By knowing what movements can be performed safely, strength coaches can more accurately modify programs and elicit greater performance gains. Athletes become stronger, faster, more agile and in turn more explosive in their respective sport.

Going into any athletic season, athletes need focused conditioning and strength training for the rigors that a full season presents.

With information from the FMS and Smart Group Training tools, a strength coach can take a team of athletes through a challenging and customized pre-season training program. Theses tools allow the strength coach to individualize the program so each athlete is properly loading certain movements while correcting others.

For example, two athletes are working in the same group while super-setting front squats and pushups. Athlete #1 received a failing score on the trunk stability pushup test, while athlete #2 failed the deep squat test. During the superset the first athlete can load up heavily while performing the front squat, but must use a lower progression such as band-assisted pushups during the second exercise. Conversely, the second athlete should work at a lower progression, perhaps a band-assisted squat, on the first half of the superset. However the same athlete will use an upper-level exercise for pushups, like chain weighted or band resisted pushups. Both athletes make great strength gains and build foundational movements they otherwise lack, all while maintaining a safe training environment.

Without a screening protocol, a strength coach cannot and should not develop a training program for any individual. Moreover, when it comes to large group training, a screening tool like the FMS is optimal. The FMS is very effective and extremely efficient. Following the protocol developed by Smart Group Training, a coach needs merely 10 to 15 minutes to screen a group of three athletes. Once armed with this information, a strength coach then has the capacity to take a pre-designed team program and individualize movements for each athlete.

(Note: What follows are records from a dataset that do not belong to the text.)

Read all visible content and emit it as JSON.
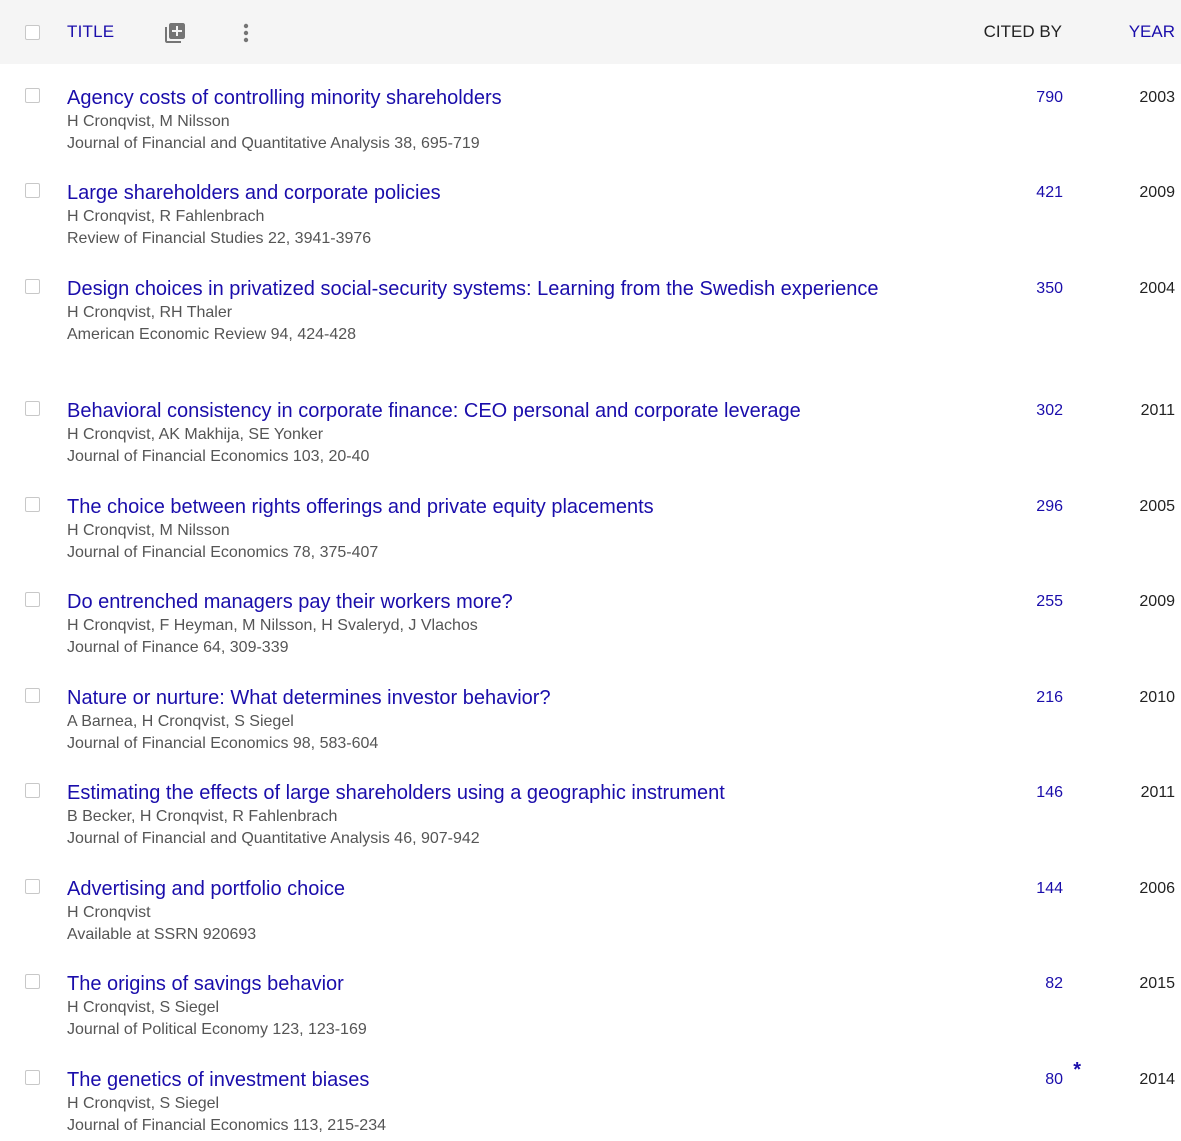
{
  "header": {
    "title_label": "TITLE",
    "cited_by_label": "CITED BY",
    "year_label": "YEAR",
    "icons": [
      "add-to-library-icon",
      "more-vert-icon"
    ]
  },
  "colors": {
    "link": "#1a0dab",
    "meta_text": "#555555",
    "header_bg": "#f5f5f5"
  },
  "articles": [
    {
      "title": "Agency costs of controlling minority shareholders",
      "authors": "H Cronqvist, M Nilsson",
      "venue": "Journal of Financial and Quantitative Analysis 38, 695-719",
      "cited_by": "790",
      "year": "2003",
      "star": ""
    },
    {
      "title": "Large shareholders and corporate policies",
      "authors": "H Cronqvist, R Fahlenbrach",
      "venue": "Review of Financial Studies 22, 3941-3976",
      "cited_by": "421",
      "year": "2009",
      "star": ""
    },
    {
      "title": "Design choices in privatized social-security systems: Learning from the Swedish experience",
      "authors": "H Cronqvist, RH Thaler",
      "venue": "American Economic Review 94, 424-428",
      "cited_by": "350",
      "year": "2004",
      "star": ""
    },
    {
      "title": "Behavioral consistency in corporate finance: CEO personal and corporate leverage",
      "authors": "H Cronqvist, AK Makhija, SE Yonker",
      "venue": "Journal of Financial Economics 103, 20-40",
      "cited_by": "302",
      "year": "2011",
      "star": ""
    },
    {
      "title": "The choice between rights offerings and private equity placements",
      "authors": "H Cronqvist, M Nilsson",
      "venue": "Journal of Financial Economics 78, 375-407",
      "cited_by": "296",
      "year": "2005",
      "star": ""
    },
    {
      "title": "Do entrenched managers pay their workers more?",
      "authors": "H Cronqvist, F Heyman, M Nilsson, H Svaleryd, J Vlachos",
      "venue": "Journal of Finance 64, 309-339",
      "cited_by": "255",
      "year": "2009",
      "star": ""
    },
    {
      "title": "Nature or nurture: What determines investor behavior?",
      "authors": "A Barnea, H Cronqvist, S Siegel",
      "venue": "Journal of Financial Economics 98, 583-604",
      "cited_by": "216",
      "year": "2010",
      "star": ""
    },
    {
      "title": "Estimating the effects of large shareholders using a geographic instrument",
      "authors": "B Becker, H Cronqvist, R Fahlenbrach",
      "venue": "Journal of Financial and Quantitative Analysis 46, 907-942",
      "cited_by": "146",
      "year": "2011",
      "star": ""
    },
    {
      "title": "Advertising and portfolio choice",
      "authors": "H Cronqvist",
      "venue": "Available at SSRN 920693",
      "cited_by": "144",
      "year": "2006",
      "star": ""
    },
    {
      "title": "The origins of savings behavior",
      "authors": "H Cronqvist, S Siegel",
      "venue": "Journal of Political Economy 123, 123-169",
      "cited_by": "82",
      "year": "2015",
      "star": ""
    },
    {
      "title": "The genetics of investment biases",
      "authors": "H Cronqvist, S Siegel",
      "venue": "Journal of Financial Economics 113, 215-234",
      "cited_by": "80",
      "year": "2014",
      "star": "*"
    }
  ]
}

When used as a screening tool, the FMS helps a group of athletes become stronger, faster and more explosive without compromising movement quality. Smart Group Training incorporates the strengthening and movement focuses that are essential to building a team of well-educated, performance-driven athletes. Unlike cookie-cutter programs, these essential tools can be used to create systems that decrease the risks associated with training. Smart Group Training structured with the FMS will lead coaches to precise, result-driven programs that will revolutionize the athletic community.


Jared Markiewicz BS, ACSM, IYCA, FMS, TPI

Jared M FMS Specialist

Bachelors of Science-Exercise Science from the University of Wisconsin-Madison

Certified Personal Trainer-American College of Sports Medicine

Youth Fitness Specialist-International Youth Conditioning Association

High School Strength & Conditioning Specialist- International Youth Conditioning Association

Speed and Agility Specialist-International Youth Conditioning Association

Functional Movement Screen Certified Specialist

Golf Fitness Instructor-Titleist Performance Institute

Jared opened his first Performance Facility in July of 2012 and was able to grow to 100+ clients within the first 6 months. His client list includes young athletes from ages 6-13, High School athletes performing in various sports, triathletes, weekend warriors, and golfers. He specializes in sports performance training and utilizes his knowledge gained from multiple certifications to adapt to a vast array of athletic endeavors. Five of Jared’s current high school Seniors in 2012 will go on to play collegiate athletics. His adult triathlete clients have set numerous personal records and won a variety of endurance races. Jared’s training programs blend foundational movement re-training with strength, speed, and conditioning philosophies from some of the best coaches in the world. He believes in pushing his training knowledge and is in a state of constant education, learning from his strength and conditioning mentors. Jared believes in practicing what he preaches and is currently training to compete in Olympic lifting at a Regional level. His long-term training goals are to qualify for Nationals in Olympic lifting.